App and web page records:
########
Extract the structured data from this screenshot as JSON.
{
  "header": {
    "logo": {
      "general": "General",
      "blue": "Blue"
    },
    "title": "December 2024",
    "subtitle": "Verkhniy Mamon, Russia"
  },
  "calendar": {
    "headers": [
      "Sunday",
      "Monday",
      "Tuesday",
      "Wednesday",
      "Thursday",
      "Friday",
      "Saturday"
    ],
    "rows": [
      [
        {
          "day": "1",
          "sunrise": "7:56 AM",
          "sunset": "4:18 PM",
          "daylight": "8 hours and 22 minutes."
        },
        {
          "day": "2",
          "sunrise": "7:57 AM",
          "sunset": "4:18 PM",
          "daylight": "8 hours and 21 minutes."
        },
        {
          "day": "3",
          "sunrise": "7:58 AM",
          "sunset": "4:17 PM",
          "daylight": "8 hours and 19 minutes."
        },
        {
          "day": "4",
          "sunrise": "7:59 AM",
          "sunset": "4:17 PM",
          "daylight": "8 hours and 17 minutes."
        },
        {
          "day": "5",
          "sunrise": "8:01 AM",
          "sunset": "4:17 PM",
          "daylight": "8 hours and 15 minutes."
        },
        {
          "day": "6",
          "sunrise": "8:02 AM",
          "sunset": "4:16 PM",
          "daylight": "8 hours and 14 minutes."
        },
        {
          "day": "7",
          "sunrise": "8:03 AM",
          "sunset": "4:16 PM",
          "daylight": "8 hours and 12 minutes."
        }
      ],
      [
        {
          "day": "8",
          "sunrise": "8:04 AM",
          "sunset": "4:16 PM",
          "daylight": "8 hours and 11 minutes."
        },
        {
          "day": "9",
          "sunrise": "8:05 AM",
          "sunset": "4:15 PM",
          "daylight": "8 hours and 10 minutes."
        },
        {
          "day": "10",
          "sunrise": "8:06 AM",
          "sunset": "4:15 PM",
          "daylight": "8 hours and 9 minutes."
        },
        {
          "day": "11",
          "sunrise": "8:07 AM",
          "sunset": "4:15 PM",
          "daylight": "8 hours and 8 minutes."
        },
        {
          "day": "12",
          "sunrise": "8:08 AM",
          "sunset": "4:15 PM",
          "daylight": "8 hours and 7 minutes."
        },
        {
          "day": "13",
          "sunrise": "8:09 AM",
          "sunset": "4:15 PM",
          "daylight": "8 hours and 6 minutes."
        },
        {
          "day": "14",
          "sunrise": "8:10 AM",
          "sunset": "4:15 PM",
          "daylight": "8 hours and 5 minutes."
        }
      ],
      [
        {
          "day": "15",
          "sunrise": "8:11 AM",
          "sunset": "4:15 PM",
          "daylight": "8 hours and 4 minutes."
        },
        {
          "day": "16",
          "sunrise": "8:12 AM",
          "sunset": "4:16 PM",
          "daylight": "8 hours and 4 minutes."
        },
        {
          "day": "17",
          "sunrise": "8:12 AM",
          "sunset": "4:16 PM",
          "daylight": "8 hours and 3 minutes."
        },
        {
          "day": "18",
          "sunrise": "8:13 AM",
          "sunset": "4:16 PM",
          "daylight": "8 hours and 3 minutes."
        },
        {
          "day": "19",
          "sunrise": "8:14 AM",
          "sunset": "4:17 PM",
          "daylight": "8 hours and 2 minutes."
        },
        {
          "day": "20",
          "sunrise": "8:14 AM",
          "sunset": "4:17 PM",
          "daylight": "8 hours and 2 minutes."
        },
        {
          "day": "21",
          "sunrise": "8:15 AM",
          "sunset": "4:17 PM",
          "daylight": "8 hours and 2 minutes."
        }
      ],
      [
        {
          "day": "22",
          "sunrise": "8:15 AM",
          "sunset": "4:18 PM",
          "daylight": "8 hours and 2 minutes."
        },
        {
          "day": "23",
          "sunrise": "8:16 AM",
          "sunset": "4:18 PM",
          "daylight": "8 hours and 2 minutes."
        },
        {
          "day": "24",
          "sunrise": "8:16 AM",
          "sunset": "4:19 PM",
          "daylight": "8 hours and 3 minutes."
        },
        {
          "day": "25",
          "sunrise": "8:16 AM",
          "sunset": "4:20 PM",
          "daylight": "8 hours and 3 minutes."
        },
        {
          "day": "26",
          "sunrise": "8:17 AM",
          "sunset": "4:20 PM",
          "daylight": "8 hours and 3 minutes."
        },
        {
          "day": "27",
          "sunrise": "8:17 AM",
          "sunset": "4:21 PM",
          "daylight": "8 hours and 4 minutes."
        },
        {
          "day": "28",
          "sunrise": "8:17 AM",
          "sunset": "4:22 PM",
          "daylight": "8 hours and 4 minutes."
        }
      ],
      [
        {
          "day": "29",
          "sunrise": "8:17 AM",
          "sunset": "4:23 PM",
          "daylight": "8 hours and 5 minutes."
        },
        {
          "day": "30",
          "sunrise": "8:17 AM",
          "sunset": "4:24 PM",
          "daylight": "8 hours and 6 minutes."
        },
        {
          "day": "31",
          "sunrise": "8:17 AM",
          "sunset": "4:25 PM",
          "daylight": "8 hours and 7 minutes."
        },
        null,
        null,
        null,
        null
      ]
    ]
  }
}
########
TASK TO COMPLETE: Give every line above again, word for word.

RESPONSE TO THE EXERCISE:
Extract the structured data from this screenshot as JSON.
{
  "header": {
    "logo": {
      "general": "General",
      "blue": "Blue"
    },
    "title": "December 2024",
    "subtitle": "Verkhniy Mamon, Russia"
  },
  "calendar": {
    "headers": [
      "Sunday",
      "Monday",
      "Tuesday",
      "Wednesday",
      "Thursday",
      "Friday",
      "Saturday"
    ],
    "rows": [
      [
        {
          "day": "1",
          "sunrise": "7:56 AM",
          "sunset": "4:18 PM",
          "daylight": "8 hours and 22 minutes."
        },
        {
          "day": "2",
          "sunrise": "7:57 AM",
          "sunset": "4:18 PM",
          "daylight": "8 hours and 21 minutes."
        },
        {
          "day": "3",
          "sunrise": "7:58 AM",
          "sunset": "4:17 PM",
          "daylight": "8 hours and 19 minutes."
        },
        {
          "day": "4",
          "sunrise": "7:59 AM",
          "sunset": "4:17 PM",
          "daylight": "8 hours and 17 minutes."
        },
        {
          "day": "5",
          "sunrise": "8:01 AM",
          "sunset": "4:17 PM",
          "daylight": "8 hours and 15 minutes."
        },
        {
          "day": "6",
          "sunrise": "8:02 AM",
          "sunset": "4:16 PM",
          "daylight": "8 hours and 14 minutes."
        },
        {
          "day": "7",
          "sunrise": "8:03 AM",
          "sunset": "4:16 PM",
          "daylight": "8 hours and 12 minutes."
        }
      ],
      [
        {
          "day": "8",
          "sunrise": "8:04 AM",
          "sunset": "4:16 PM",
          "daylight": "8 hours and 11 minutes."
        },
        {
          "day": "9",
          "sunrise": "8:05 AM",
          "sunset": "4:15 PM",
          "daylight": "8 hours and 10 minutes."
        },
        {
          "day": "10",
          "sunrise": "8:06 AM",
          "sunset": "4:15 PM",
          "daylight": "8 hours and 9 minutes."
        },
        {
          "day": "11",
          "sunrise": "8:07 AM",
          "sunset": "4:15 PM",
          "daylight": "8 hours and 8 minutes."
        },
        {
          "day": "12",
          "sunrise": "8:08 AM",
          "sunset": "4:15 PM",
          "daylight": "8 hours and 7 minutes."
        },
        {
          "day": "13",
          "sunrise": "8:09 AM",
          "sunset": "4:15 PM",
          "daylight": "8 hours and 6 minutes."
        },
        {
          "day": "14",
          "sunrise": "8:10 AM",
          "sunset": "4:15 PM",
          "daylight": "8 hours and 5 minutes."
        }
      ],
      [
        {
          "day": "15",
          "sunrise": "8:11 AM",
          "sunset": "4:15 PM",
          "daylight": "8 hours and 4 minutes."
        },
        {
          "day": "16",
          "sunrise": "8:12 AM",
          "sunset": "4:16 PM",
          "daylight": "8 hours and 4 minutes."
        },
        {
          "day": "17",
          "sunrise": "8:12 AM",
          "sunset": "4:16 PM",
          "daylight": "8 hours and 3 minutes."
        },
        {
          "day": "18",
          "sunrise": "8:13 AM",
          "sunset": "4:16 PM",
          "daylight": "8 hours and 3 minutes."
        },
        {
          "day": "19",
          "sunrise": "8:14 AM",
          "sunset": "4:17 PM",
          "daylight": "8 hours and 2 minutes."
        },
        {
          "day": "20",
          "sunrise": "8:14 AM",
          "sunset": "4:17 PM",
          "daylight": "8 hours and 2 minutes."
        },
        {
          "day": "21",
          "sunrise": "8:15 AM",
          "sunset": "4:17 PM",
          "daylight": "8 hours and 2 minutes."
        }
      ],
      [
        {
          "day": "22",
          "sunrise": "8:15 AM",
          "sunset": "4:18 PM",
          "daylight": "8 hours and 2 minutes."
        },
        {
          "day": "23",
          "sunrise": "8:16 AM",
          "sunset": "4:18 PM",
          "daylight": "8 hours and 2 minutes."
        },
        {
          "day": "24",
          "sunrise": "8:16 AM",
          "sunset": "4:19 PM",
          "daylight": "8 hours and 3 minutes."
        },
        {
          "day": "25",
          "sunrise": "8:16 AM",
          "sunset": "4:20 PM",
          "daylight": "8 hours and 3 minutes."
        },
        {
          "day": "26",
          "sunrise": "8:17 AM",
          "sunset": "4:20 PM",
          "daylight": "8 hours and 3 minutes."
        },
        {
          "day": "27",
          "sunrise": "8:17 AM",
          "sunset": "4:21 PM",
          "daylight": "8 hours and 4 minutes."
        },
        {
          "day": "28",
          "sunrise": "8:17 AM",
          "sunset": "4:22 PM",
          "daylight": "8 hours and 4 minutes."
        }
      ],
      [
        {
          "day": "29",
          "sunrise": "8:17 AM",
          "sunset": "4:23 PM",
          "daylight": "8 hours and 5 minutes."
        },
        {
          "day": "30",
          "sunrise": "8:17 AM",
          "sunset": "4:24 PM",
          "daylight": "8 hours and 6 minutes."
        },
        {
          "day": "31",
          "sunrise": "8:17 AM",
          "sunset": "4:25 PM",
          "daylight": "8 hours and 7 minutes."
        },
        null,
        null,
        null,
        null
      ]
    ]
  }
}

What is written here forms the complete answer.